→ WHAT TO PRODUCE
The records below are to be repeated exactly, minus any pictures.

MATERIAL SHOWN section start

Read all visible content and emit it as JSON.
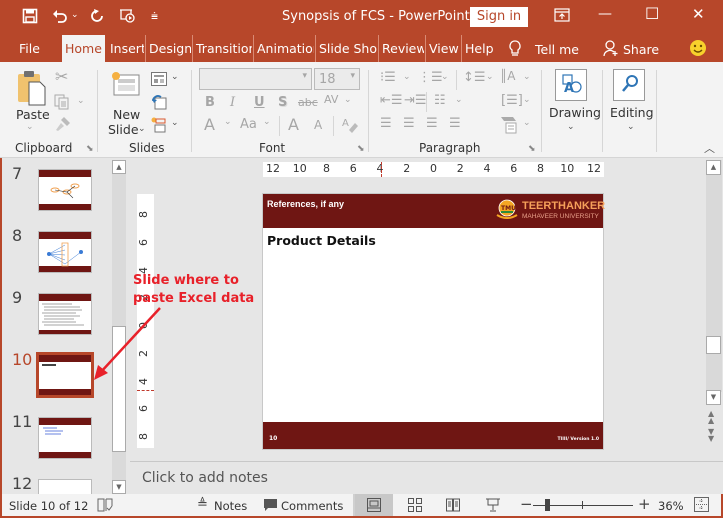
{
  "window": {
    "title": "Synopsis of FCS  -  PowerPoint",
    "sign_in": "Sign in",
    "minimize": "—",
    "maximize": "☐",
    "close": "✕"
  },
  "qat": {
    "save_icon": "save-icon",
    "undo_icon": "undo-icon",
    "redo_icon": "redo-icon",
    "present_icon": "start-from-beginning-icon",
    "customize_icon": "customize-qat-icon"
  },
  "tabs": [
    {
      "label": "File"
    },
    {
      "label": "Home",
      "active": true
    },
    {
      "label": "Insert"
    },
    {
      "label": "Design"
    },
    {
      "label": "Transitions"
    },
    {
      "label": "Animations"
    },
    {
      "label": "Slide Show"
    },
    {
      "label": "Review"
    },
    {
      "label": "View"
    },
    {
      "label": "Help"
    }
  ],
  "tell_me": "Tell me",
  "share": "Share",
  "ribbon": {
    "clipboard": {
      "label": "Clipboard",
      "paste": "Paste"
    },
    "slides": {
      "label": "Slides",
      "new_slide_line1": "New",
      "new_slide_line2": "Slide"
    },
    "font": {
      "label": "Font",
      "font_name": "",
      "font_size": "18",
      "bold": "B",
      "italic": "I",
      "underline": "U",
      "shadow": "S",
      "strike": "abc",
      "spacing": "AV",
      "font_color": "A",
      "change_case": "Aa",
      "grow": "A",
      "shrink": "A"
    },
    "paragraph": {
      "label": "Paragraph"
    },
    "drawing": {
      "label": "Drawing"
    },
    "editing": {
      "label": "Editing"
    }
  },
  "thumbnails": [
    {
      "number": "7"
    },
    {
      "number": "8"
    },
    {
      "number": "9"
    },
    {
      "number": "10",
      "selected": true
    },
    {
      "number": "11"
    },
    {
      "number": "12"
    }
  ],
  "annotation": {
    "line1": "Slide where to",
    "line2": "paste Excel data",
    "color": "#e8212a"
  },
  "rulers": {
    "horizontal": [
      "12",
      "10",
      "8",
      "6",
      "4",
      "2",
      "0",
      "2",
      "4",
      "6",
      "8",
      "10",
      "12"
    ],
    "vertical": [
      "8",
      "6",
      "4",
      "2",
      "0",
      "2",
      "4",
      "6",
      "8"
    ]
  },
  "slide": {
    "header_title": "References, if any",
    "logo_badge": "TMU",
    "logo_line1": "TEERTHANKER",
    "logo_line2": "MAHAVEER UNIVERSITY",
    "body_title": "Product Details",
    "footer_number": "10",
    "footer_version": "TIIII/ Version 1.0",
    "theme_color": "#6f1613"
  },
  "notes": {
    "placeholder": "Click to add notes"
  },
  "status": {
    "slide_indicator": "Slide 10 of 12",
    "notes": "Notes",
    "comments": "Comments",
    "zoom_percent": "36%",
    "zoom_level": 0.36
  }
}
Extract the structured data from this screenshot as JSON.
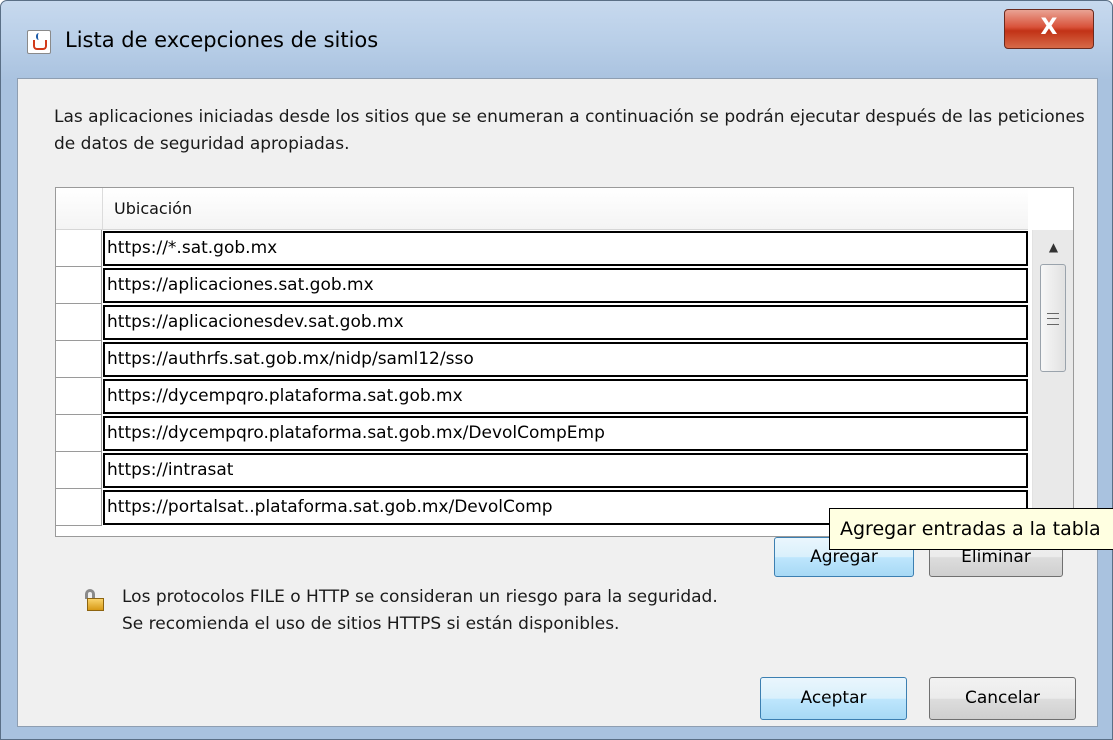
{
  "window": {
    "title": "Lista de excepciones de sitios",
    "close_label": "X"
  },
  "description": "Las aplicaciones iniciadas desde los sitios que se enumeran a continuación se podrán ejecutar después de las peticiones de datos de seguridad apropiadas.",
  "table": {
    "header": "Ubicación",
    "rows": [
      "https://*.sat.gob.mx",
      "https://aplicaciones.sat.gob.mx",
      "https://aplicacionesdev.sat.gob.mx",
      "https://authrfs.sat.gob.mx/nidp/saml12/sso",
      "https://dycempqro.plataforma.sat.gob.mx",
      "https://dycempqro.plataforma.sat.gob.mx/DevolCompEmp",
      "https://intrasat",
      "https://portalsat..plataforma.sat.gob.mx/DevolComp"
    ]
  },
  "buttons": {
    "agregar": "Agregar",
    "eliminar": "Eliminar",
    "aceptar": "Aceptar",
    "cancelar": "Cancelar"
  },
  "warning": {
    "line1": "Los protocolos FILE o HTTP se consideran un riesgo para la seguridad.",
    "line2": "Se recomienda el uso de sitios HTTPS si están disponibles."
  },
  "tooltip": "Agregar entradas a la tabla"
}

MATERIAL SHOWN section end

→ YOUR SOLUTION
Read all visible content and emit it as JSON.
{
  "window": {
    "title": "Synopsis of FCS  -  PowerPoint",
    "sign_in": "Sign in",
    "minimize": "—",
    "maximize": "☐",
    "close": "✕"
  },
  "qat": {
    "save_icon": "save-icon",
    "undo_icon": "undo-icon",
    "redo_icon": "redo-icon",
    "present_icon": "start-from-beginning-icon",
    "customize_icon": "customize-qat-icon"
  },
  "tabs": [
    {
      "label": "File"
    },
    {
      "label": "Home",
      "active": true
    },
    {
      "label": "Insert"
    },
    {
      "label": "Design"
    },
    {
      "label": "Transitions"
    },
    {
      "label": "Animations"
    },
    {
      "label": "Slide Show"
    },
    {
      "label": "Review"
    },
    {
      "label": "View"
    },
    {
      "label": "Help"
    }
  ],
  "tell_me": "Tell me",
  "share": "Share",
  "ribbon": {
    "clipboard": {
      "label": "Clipboard",
      "paste": "Paste"
    },
    "slides": {
      "label": "Slides",
      "new_slide_line1": "New",
      "new_slide_line2": "Slide"
    },
    "font": {
      "label": "Font",
      "font_name": "",
      "font_size": "18",
      "bold": "B",
      "italic": "I",
      "underline": "U",
      "shadow": "S",
      "strike": "abc",
      "spacing": "AV",
      "font_color": "A",
      "change_case": "Aa",
      "grow": "A",
      "shrink": "A"
    },
    "paragraph": {
      "label": "Paragraph"
    },
    "drawing": {
      "label": "Drawing"
    },
    "editing": {
      "label": "Editing"
    }
  },
  "thumbnails": [
    {
      "number": "7"
    },
    {
      "number": "8"
    },
    {
      "number": "9"
    },
    {
      "number": "10",
      "selected": true
    },
    {
      "number": "11"
    },
    {
      "number": "12"
    }
  ],
  "annotation": {
    "line1": "Slide where to",
    "line2": "paste Excel data",
    "color": "#e8212a"
  },
  "rulers": {
    "horizontal": [
      "12",
      "10",
      "8",
      "6",
      "4",
      "2",
      "0",
      "2",
      "4",
      "6",
      "8",
      "10",
      "12"
    ],
    "vertical": [
      "8",
      "6",
      "4",
      "2",
      "0",
      "2",
      "4",
      "6",
      "8"
    ]
  },
  "slide": {
    "header_title": "References, if any",
    "logo_badge": "TMU",
    "logo_line1": "TEERTHANKER",
    "logo_line2": "MAHAVEER UNIVERSITY",
    "body_title": "Product Details",
    "footer_number": "10",
    "footer_version": "TIIII/ Version 1.0",
    "theme_color": "#6f1613"
  },
  "notes": {
    "placeholder": "Click to add notes"
  },
  "status": {
    "slide_indicator": "Slide 10 of 12",
    "notes": "Notes",
    "comments": "Comments",
    "zoom_percent": "36%",
    "zoom_level": 0.36
  }
}
Extract the structured data from this screenshot as JSON.
{
  "window": {
    "title": "Lista de excepciones de sitios",
    "close_label": "X"
  },
  "description": "Las aplicaciones iniciadas desde los sitios que se enumeran a continuación se podrán ejecutar después de las peticiones de datos de seguridad apropiadas.",
  "table": {
    "header": "Ubicación",
    "rows": [
      "https://*.sat.gob.mx",
      "https://aplicaciones.sat.gob.mx",
      "https://aplicacionesdev.sat.gob.mx",
      "https://authrfs.sat.gob.mx/nidp/saml12/sso",
      "https://dycempqro.plataforma.sat.gob.mx",
      "https://dycempqro.plataforma.sat.gob.mx/DevolCompEmp",
      "https://intrasat",
      "https://portalsat..plataforma.sat.gob.mx/DevolComp"
    ]
  },
  "buttons": {
    "agregar": "Agregar",
    "eliminar": "Eliminar",
    "aceptar": "Aceptar",
    "cancelar": "Cancelar"
  },
  "warning": {
    "line1": "Los protocolos FILE o HTTP se consideran un riesgo para la seguridad.",
    "line2": "Se recomienda el uso de sitios HTTPS si están disponibles."
  },
  "tooltip": "Agregar entradas a la tabla"
}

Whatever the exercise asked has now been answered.